TASK -
Repeat each record below exactly, dropping the pictures.

AVAILABLE DATA -
◇ ◇ ◇

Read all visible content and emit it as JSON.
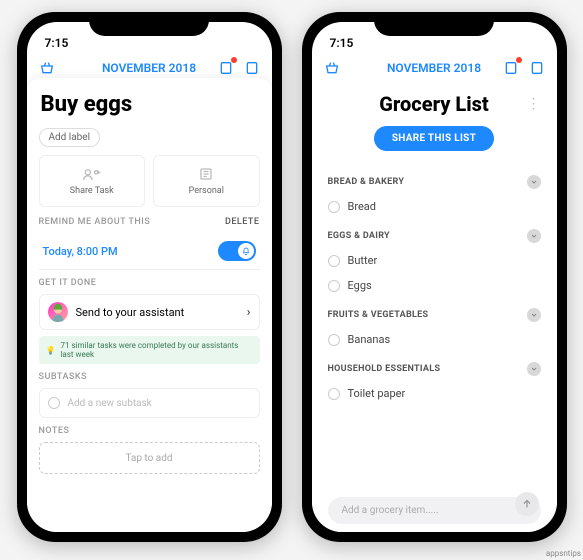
{
  "status": {
    "time": "7:15"
  },
  "nav": {
    "title": "NOVEMBER 2018"
  },
  "task": {
    "title": "Buy eggs",
    "add_label": "Add label",
    "tile_share": "Share Task",
    "tile_personal": "Personal",
    "remind_header": "REMIND ME ABOUT THIS",
    "delete": "DELETE",
    "remind_time": "Today, 8:00 PM",
    "get_it_done": "GET IT DONE",
    "assistant_text": "Send to your assistant",
    "banner": "71 similar tasks were completed by our assistants last week",
    "subtasks_header": "SUBTASKS",
    "subtask_placeholder": "Add a new subtask",
    "notes_header": "NOTES",
    "notes_placeholder": "Tap to add"
  },
  "list": {
    "title": "Grocery List",
    "share_button": "SHARE THIS LIST",
    "categories": [
      {
        "name": "BREAD & BAKERY",
        "items": [
          "Bread"
        ]
      },
      {
        "name": "EGGS & DAIRY",
        "items": [
          "Butter",
          "Eggs"
        ]
      },
      {
        "name": "FRUITS & VEGETABLES",
        "items": [
          "Bananas"
        ]
      },
      {
        "name": "HOUSEHOLD ESSENTIALS",
        "items": [
          "Toilet paper"
        ]
      }
    ],
    "add_placeholder": "Add a grocery item....."
  },
  "watermark": "appsntips"
}
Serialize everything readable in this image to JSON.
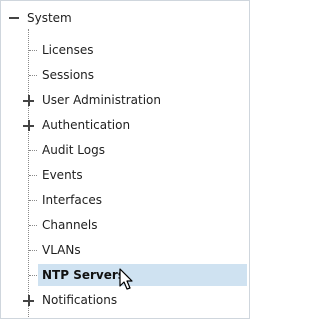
{
  "tree": {
    "root": {
      "label": "System",
      "expanded": true,
      "toggle_icon": "minus-icon"
    },
    "children": [
      {
        "label": "Licenses",
        "expandable": false
      },
      {
        "label": "Sessions",
        "expandable": false
      },
      {
        "label": "User Administration",
        "expandable": true,
        "toggle_icon": "plus-icon"
      },
      {
        "label": "Authentication",
        "expandable": true,
        "toggle_icon": "plus-icon"
      },
      {
        "label": "Audit Logs",
        "expandable": false
      },
      {
        "label": "Events",
        "expandable": false
      },
      {
        "label": "Interfaces",
        "expandable": false
      },
      {
        "label": "Channels",
        "expandable": false
      },
      {
        "label": "VLANs",
        "expandable": false
      },
      {
        "label": "NTP Servers",
        "expandable": false,
        "selected": true
      },
      {
        "label": "Notifications",
        "expandable": true,
        "toggle_icon": "plus-icon"
      }
    ]
  },
  "colors": {
    "selected_background": "#cfe2f1",
    "panel_border": "#cfd6dd",
    "tree_line": "#8a8a8a"
  },
  "cursor": {
    "icon": "mouse-pointer-icon"
  }
}
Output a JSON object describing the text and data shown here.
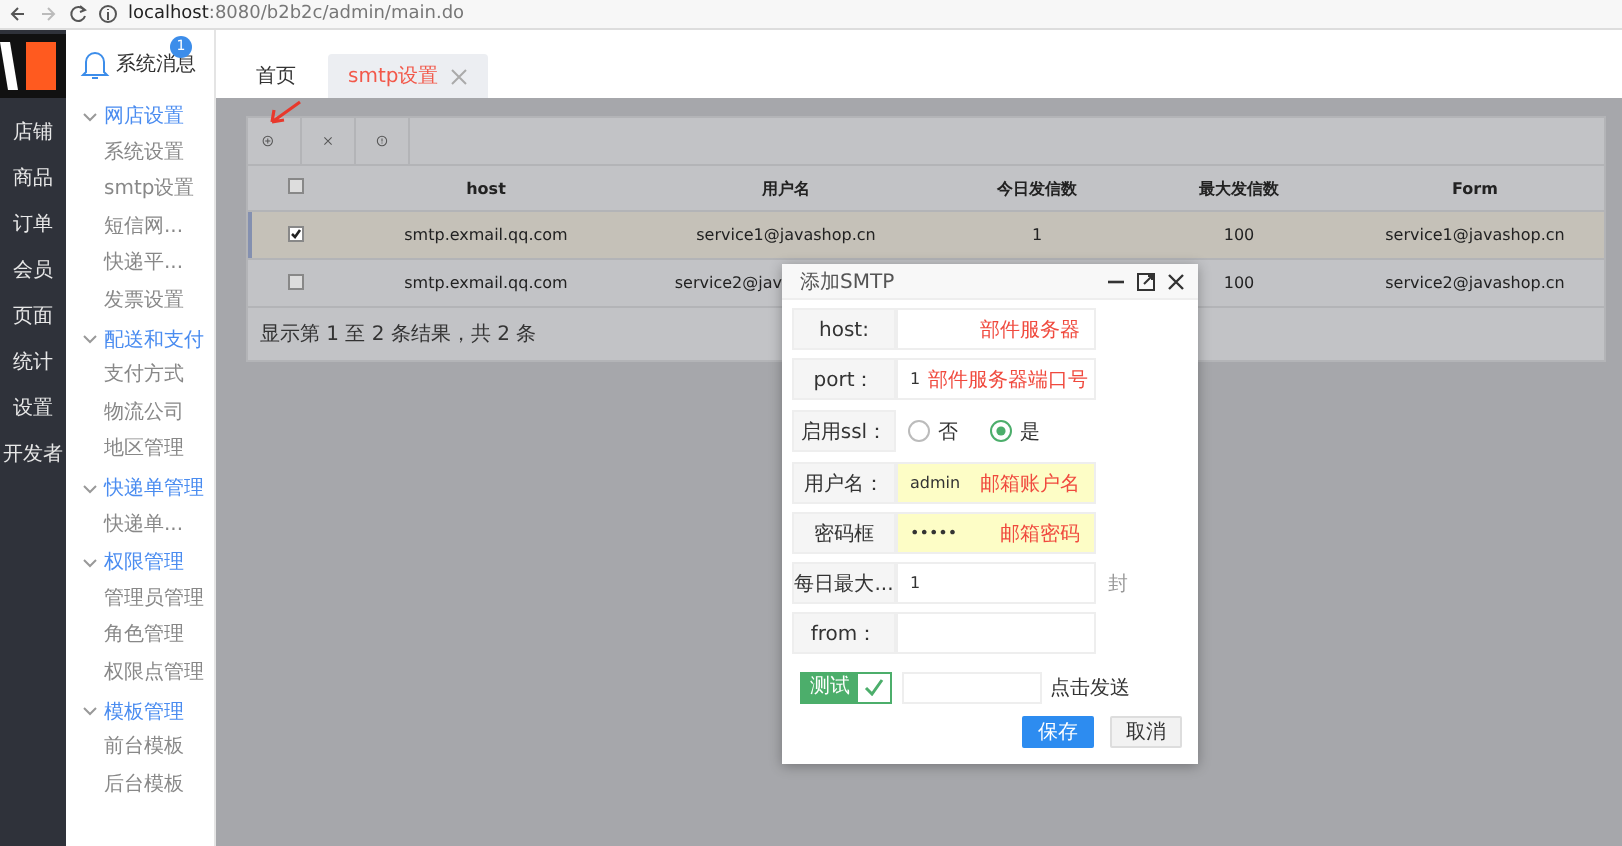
{
  "browser": {
    "host": "localhost",
    "path": ":8080/b2b2c/admin/main.do"
  },
  "rail": {
    "items": [
      "店铺",
      "商品",
      "订单",
      "会员",
      "页面",
      "统计",
      "设置",
      "开发者"
    ]
  },
  "notice": {
    "label": "系统消息",
    "badge": "1"
  },
  "menu": [
    {
      "label": "网店设置",
      "expanded": true,
      "children": [
        "系统设置",
        "smtp设置",
        "短信网...",
        "快递平...",
        "发票设置"
      ]
    },
    {
      "label": "配送和支付",
      "expanded": true,
      "children": [
        "支付方式",
        "物流公司",
        "地区管理"
      ]
    },
    {
      "label": "快递单管理",
      "expanded": true,
      "children": [
        "快递单..."
      ]
    },
    {
      "label": "权限管理",
      "expanded": true,
      "children": [
        "管理员管理",
        "角色管理",
        "权限点管理"
      ]
    },
    {
      "label": "模板管理",
      "expanded": true,
      "children": [
        "前台模板",
        "后台模板"
      ]
    }
  ],
  "tabs": [
    {
      "label": "首页",
      "selected": false,
      "closable": false
    },
    {
      "label": "smtp设置",
      "selected": true,
      "closable": true
    }
  ],
  "table": {
    "columns": [
      "host",
      "用户名",
      "今日发信数",
      "最大发信数",
      "Form"
    ],
    "header_checked": false,
    "rows": [
      {
        "selected": true,
        "checked": true,
        "cells": [
          {
            "text": "smtp.exmail.qq.com"
          },
          {
            "text": "service1@javashop.cn"
          },
          {
            "text": "1"
          },
          {
            "text": "100"
          },
          {
            "text": "service1@javashop.cn"
          }
        ]
      },
      {
        "selected": false,
        "checked": false,
        "cells": [
          {
            "text": "smtp.exmail.qq.com"
          },
          {
            "text": "service2@jav",
            "cut": true
          },
          null,
          {
            "text": "100"
          },
          {
            "text": "service2@javashop.cn"
          }
        ]
      }
    ],
    "footer": "显示第 1 至 2 条结果，共 2 条"
  },
  "dialog": {
    "title": "添加SMTP",
    "fields": [
      {
        "kind": "text",
        "label": "host:",
        "highlighted": false,
        "annotation": "部件服务器"
      },
      {
        "kind": "text",
        "label": "port：",
        "value": "1",
        "highlighted": false,
        "annotation": "部件服务器端口号"
      },
      {
        "kind": "radio",
        "label": "启用ssl：",
        "options": [
          {
            "label": "否",
            "selected": false
          },
          {
            "label": "是",
            "selected": true
          }
        ]
      },
      {
        "kind": "text",
        "label": "用户名：",
        "value": "admin",
        "highlighted": true,
        "annotation": "邮箱账户名"
      },
      {
        "kind": "text",
        "label": "密码框",
        "value": "•••••",
        "highlighted": true,
        "annotation": "邮箱密码"
      },
      {
        "kind": "text",
        "label": "每日最大...",
        "value": "1",
        "highlighted": false,
        "suffix": "封"
      },
      {
        "kind": "text",
        "label": "from：",
        "highlighted": false
      },
      {
        "kind": "test",
        "button": "测试",
        "hint": "点击发送"
      }
    ],
    "buttons": [
      {
        "label": "保存",
        "primary": true
      },
      {
        "label": "取消",
        "primary": false
      }
    ]
  }
}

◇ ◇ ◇

PROBLEM SOLUTION -
Read all visible content and emit it as JSON.
{
  "status": {
    "time": "7:15"
  },
  "nav": {
    "title": "NOVEMBER 2018"
  },
  "task": {
    "title": "Buy eggs",
    "add_label": "Add label",
    "tile_share": "Share Task",
    "tile_personal": "Personal",
    "remind_header": "REMIND ME ABOUT THIS",
    "delete": "DELETE",
    "remind_time": "Today, 8:00 PM",
    "get_it_done": "GET IT DONE",
    "assistant_text": "Send to your assistant",
    "banner": "71 similar tasks were completed by our assistants last week",
    "subtasks_header": "SUBTASKS",
    "subtask_placeholder": "Add a new subtask",
    "notes_header": "NOTES",
    "notes_placeholder": "Tap to add"
  },
  "list": {
    "title": "Grocery List",
    "share_button": "SHARE THIS LIST",
    "categories": [
      {
        "name": "BREAD & BAKERY",
        "items": [
          "Bread"
        ]
      },
      {
        "name": "EGGS & DAIRY",
        "items": [
          "Butter",
          "Eggs"
        ]
      },
      {
        "name": "FRUITS & VEGETABLES",
        "items": [
          "Bananas"
        ]
      },
      {
        "name": "HOUSEHOLD ESSENTIALS",
        "items": [
          "Toilet paper"
        ]
      }
    ],
    "add_placeholder": "Add a grocery item....."
  },
  "watermark": "appsntips"
}
Serialize everything readable in this image to JSON.
{
  "tree": {
    "root": {
      "label": "System",
      "expanded": true,
      "toggle_icon": "minus-icon"
    },
    "children": [
      {
        "label": "Licenses",
        "expandable": false
      },
      {
        "label": "Sessions",
        "expandable": false
      },
      {
        "label": "User Administration",
        "expandable": true,
        "toggle_icon": "plus-icon"
      },
      {
        "label": "Authentication",
        "expandable": true,
        "toggle_icon": "plus-icon"
      },
      {
        "label": "Audit Logs",
        "expandable": false
      },
      {
        "label": "Events",
        "expandable": false
      },
      {
        "label": "Interfaces",
        "expandable": false
      },
      {
        "label": "Channels",
        "expandable": false
      },
      {
        "label": "VLANs",
        "expandable": false
      },
      {
        "label": "NTP Servers",
        "expandable": false,
        "selected": true
      },
      {
        "label": "Notifications",
        "expandable": true,
        "toggle_icon": "plus-icon"
      }
    ]
  },
  "colors": {
    "selected_background": "#cfe2f1",
    "panel_border": "#cfd6dd",
    "tree_line": "#8a8a8a"
  },
  "cursor": {
    "icon": "mouse-pointer-icon"
  }
}
Output a JSON object describing the text and data shown here.
{
  "browser": {
    "host": "localhost",
    "path": ":8080/b2b2c/admin/main.do"
  },
  "rail": {
    "items": [
      "店铺",
      "商品",
      "订单",
      "会员",
      "页面",
      "统计",
      "设置",
      "开发者"
    ]
  },
  "notice": {
    "label": "系统消息",
    "badge": "1"
  },
  "menu": [
    {
      "label": "网店设置",
      "expanded": true,
      "children": [
        "系统设置",
        "smtp设置",
        "短信网...",
        "快递平...",
        "发票设置"
      ]
    },
    {
      "label": "配送和支付",
      "expanded": true,
      "children": [
        "支付方式",
        "物流公司",
        "地区管理"
      ]
    },
    {
      "label": "快递单管理",
      "expanded": true,
      "children": [
        "快递单..."
      ]
    },
    {
      "label": "权限管理",
      "expanded": true,
      "children": [
        "管理员管理",
        "角色管理",
        "权限点管理"
      ]
    },
    {
      "label": "模板管理",
      "expanded": true,
      "children": [
        "前台模板",
        "后台模板"
      ]
    }
  ],
  "tabs": [
    {
      "label": "首页",
      "selected": false,
      "closable": false
    },
    {
      "label": "smtp设置",
      "selected": true,
      "closable": true
    }
  ],
  "table": {
    "columns": [
      "host",
      "用户名",
      "今日发信数",
      "最大发信数",
      "Form"
    ],
    "header_checked": false,
    "rows": [
      {
        "selected": true,
        "checked": true,
        "cells": [
          {
            "text": "smtp.exmail.qq.com"
          },
          {
            "text": "service1@javashop.cn"
          },
          {
            "text": "1"
          },
          {
            "text": "100"
          },
          {
            "text": "service1@javashop.cn"
          }
        ]
      },
      {
        "selected": false,
        "checked": false,
        "cells": [
          {
            "text": "smtp.exmail.qq.com"
          },
          {
            "text": "service2@jav",
            "cut": true
          },
          null,
          {
            "text": "100"
          },
          {
            "text": "service2@javashop.cn"
          }
        ]
      }
    ],
    "footer": "显示第 1 至 2 条结果，共 2 条"
  },
  "dialog": {
    "title": "添加SMTP",
    "fields": [
      {
        "kind": "text",
        "label": "host:",
        "highlighted": false,
        "annotation": "部件服务器"
      },
      {
        "kind": "text",
        "label": "port：",
        "value": "1",
        "highlighted": false,
        "annotation": "部件服务器端口号"
      },
      {
        "kind": "radio",
        "label": "启用ssl：",
        "options": [
          {
            "label": "否",
            "selected": false
          },
          {
            "label": "是",
            "selected": true
          }
        ]
      },
      {
        "kind": "text",
        "label": "用户名：",
        "value": "admin",
        "highlighted": true,
        "annotation": "邮箱账户名"
      },
      {
        "kind": "text",
        "label": "密码框",
        "value": "•••••",
        "highlighted": true,
        "annotation": "邮箱密码"
      },
      {
        "kind": "text",
        "label": "每日最大...",
        "value": "1",
        "highlighted": false,
        "suffix": "封"
      },
      {
        "kind": "text",
        "label": "from：",
        "highlighted": false
      },
      {
        "kind": "test",
        "button": "测试",
        "hint": "点击发送"
      }
    ],
    "buttons": [
      {
        "label": "保存",
        "primary": true
      },
      {
        "label": "取消",
        "primary": false
      }
    ]
  }
}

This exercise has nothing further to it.